And when the time comes, academy teachers help students plan their careers. Laura Dodge, for example, is very interested in a career as a dancer, her mother said, despite being only 13 years old. When children express such interests, parents usually have to find the right school to nurture their dream. Dodge said she and her husband were happy to know that Laura was already at this school.

“It’s really about figuring out what each student wants,” said Penny Michonski, the school’s acting principal. “Many want to take dance programs at universities. We help with auditions and with videos to send to (professional) companies.

Academy alumni are now at Butler University and the University of Missouri-Kansas City, among other schools. A few of the UMKC students return to perform their own tune at this weekend’s concert, along with vocalist Grace Heldridge and violinist Elizabeth Chouinard, both current students at the academy.

Academy students performed on the Playhouse stage, among examples of the links that already exist between artistic groups in the region. Broman is a board member of the Omaha Academy of Ballet. And Maydew is the Playhouse’s chief financial officer.

These ties will only grow stronger, say representatives of the three groups. Broman said she believes the missions and purpose of the three groups complement each other and will strengthen the area surrounding the arts hallway, especially given the other neighbors: UNO, Lewis and Clark Middle School, and Do Space.

“Think of all the educational and community opportunities that are just within a small range,” Broman said. “It’s nice that downtown is getting a little jolt. I really feel like this part of town is about to see a big revitalization, especially when Crossroads is being redeveloped.

[email protected], 402-444-1267

Omaha Dance Project

What: Omaha Academy of Ballet performance program open to dancers from across the community

When: 7:30 p.m. Friday and Saturday, 2 p.m. Sunday

Where: Creighton University Lied Education Center for the Arts, 2500 California Plaza

Tickets: $15 adults, $10 students and seniors 65 and over

Information: oabdance.org or 402-346-0469

The Omaha Academy of Ballet celebrated its 50th anniversary in 2012. Some highlights from the years:

Emmeline Skinner founded the school in 1962 to develop the talents of a civic ballet company.

Valérie Roche was the first director. Later, she started a dance program at Creighton University.

The academy launched its performing branch, the Omaha Regional Ballet, in 1965. It produced its first “Nutcracker” in December.
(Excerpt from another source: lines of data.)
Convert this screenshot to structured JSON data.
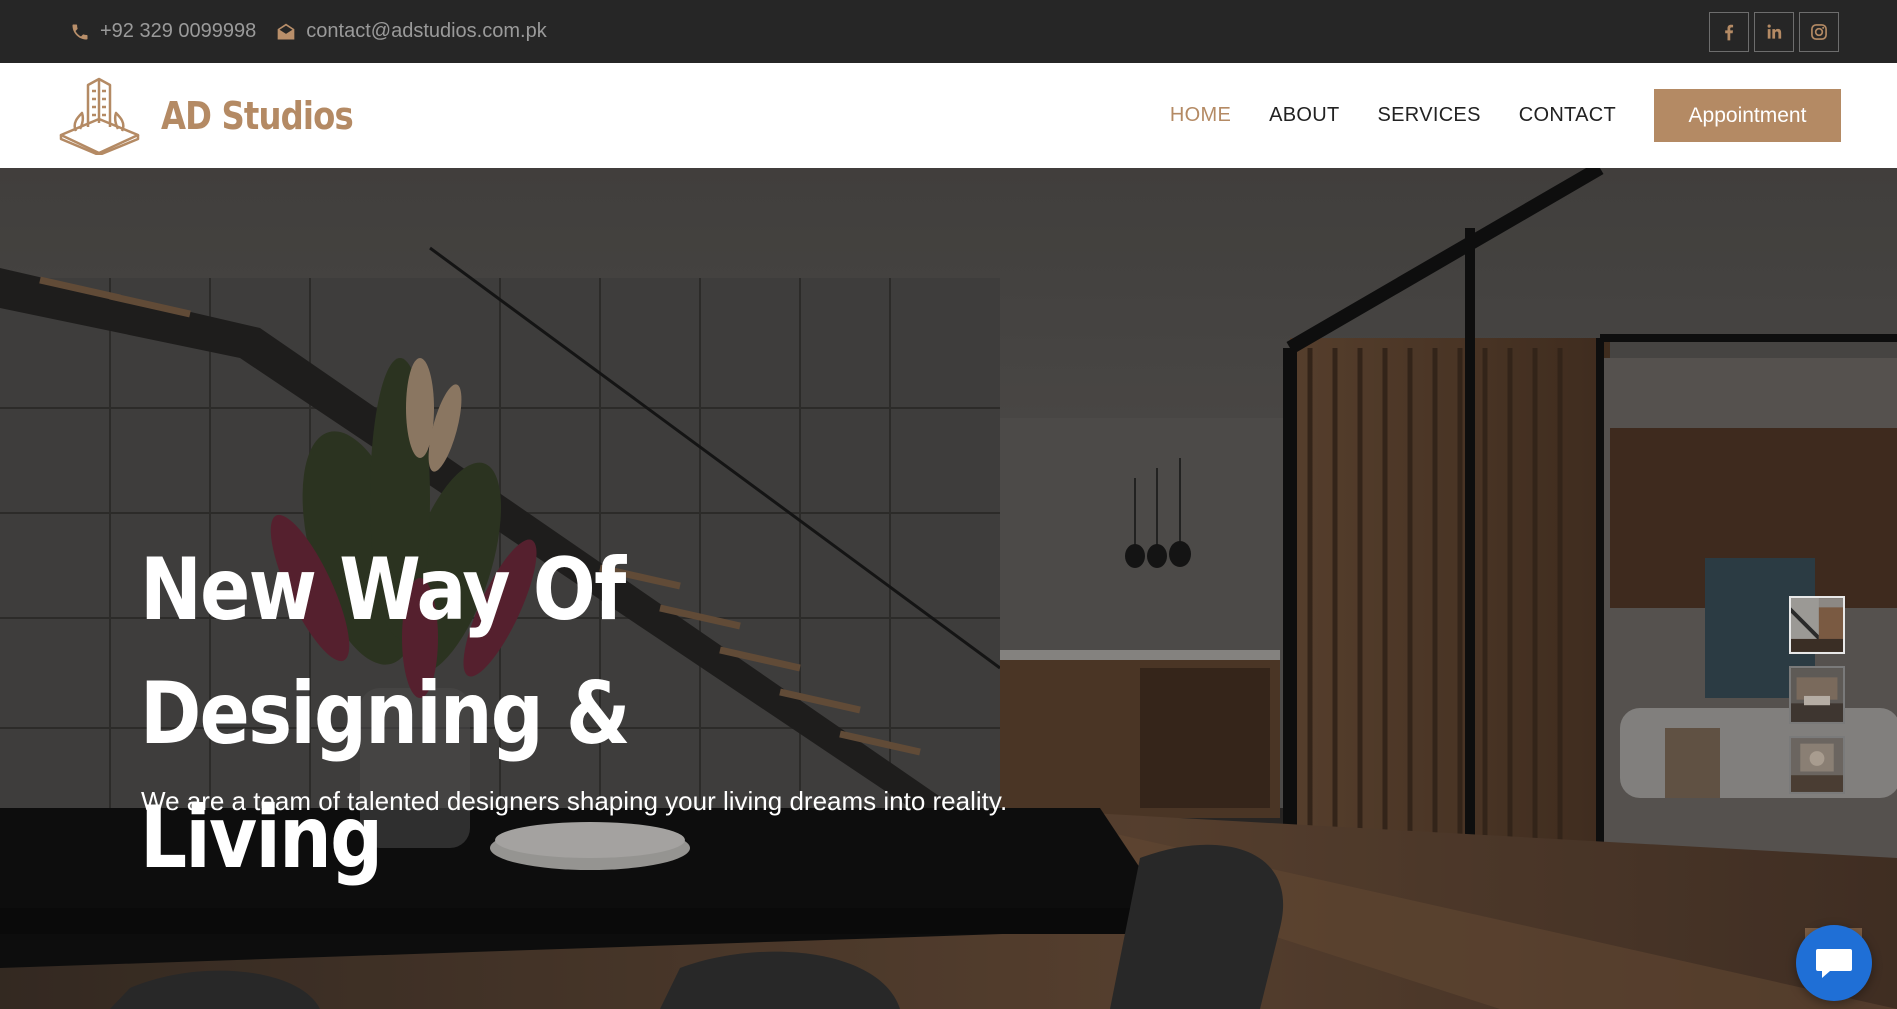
{
  "topbar": {
    "phone": "+92 329 0099998",
    "email": "contact@adstudios.com.pk",
    "phone_icon": "phone-icon",
    "email_icon": "envelope-open-icon",
    "socials": [
      {
        "name": "facebook",
        "icon": "facebook-icon"
      },
      {
        "name": "linkedin",
        "icon": "linkedin-icon"
      },
      {
        "name": "instagram",
        "icon": "instagram-icon"
      }
    ]
  },
  "brand": {
    "name": "AD Studios",
    "logo_icon": "building-logo-icon",
    "color": "#b48a64"
  },
  "nav": {
    "items": [
      {
        "label": "HOME",
        "active": true
      },
      {
        "label": "ABOUT",
        "active": false
      },
      {
        "label": "SERVICES",
        "active": false
      },
      {
        "label": "CONTACT",
        "active": false
      }
    ],
    "cta": "Appointment"
  },
  "hero": {
    "title_line1": "New Way Of Designing &",
    "title_line2": "Living",
    "subtitle": "We are a team of talented designers shaping your living dreams into reality.",
    "slides_count": 3,
    "active_slide": 1
  },
  "widgets": {
    "chat_icon": "chat-bubble-icon"
  },
  "colors": {
    "accent": "#b48a64",
    "topbar_bg": "#262626",
    "chat": "#1f6fd6"
  }
}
The company became Omaha Ballet in 1974, when a full-time director was hired. The company dissolved in the mid-1990s.

In 2003, OAB moved to a storefront at 50th and Dodge Streets.

In 2005, she created the Omaha Dance Project, a performance and solidarity group. Juliette Henning is the current director.

In the fall of 2016, the school moved to its new home near 72nd and Cass Streets.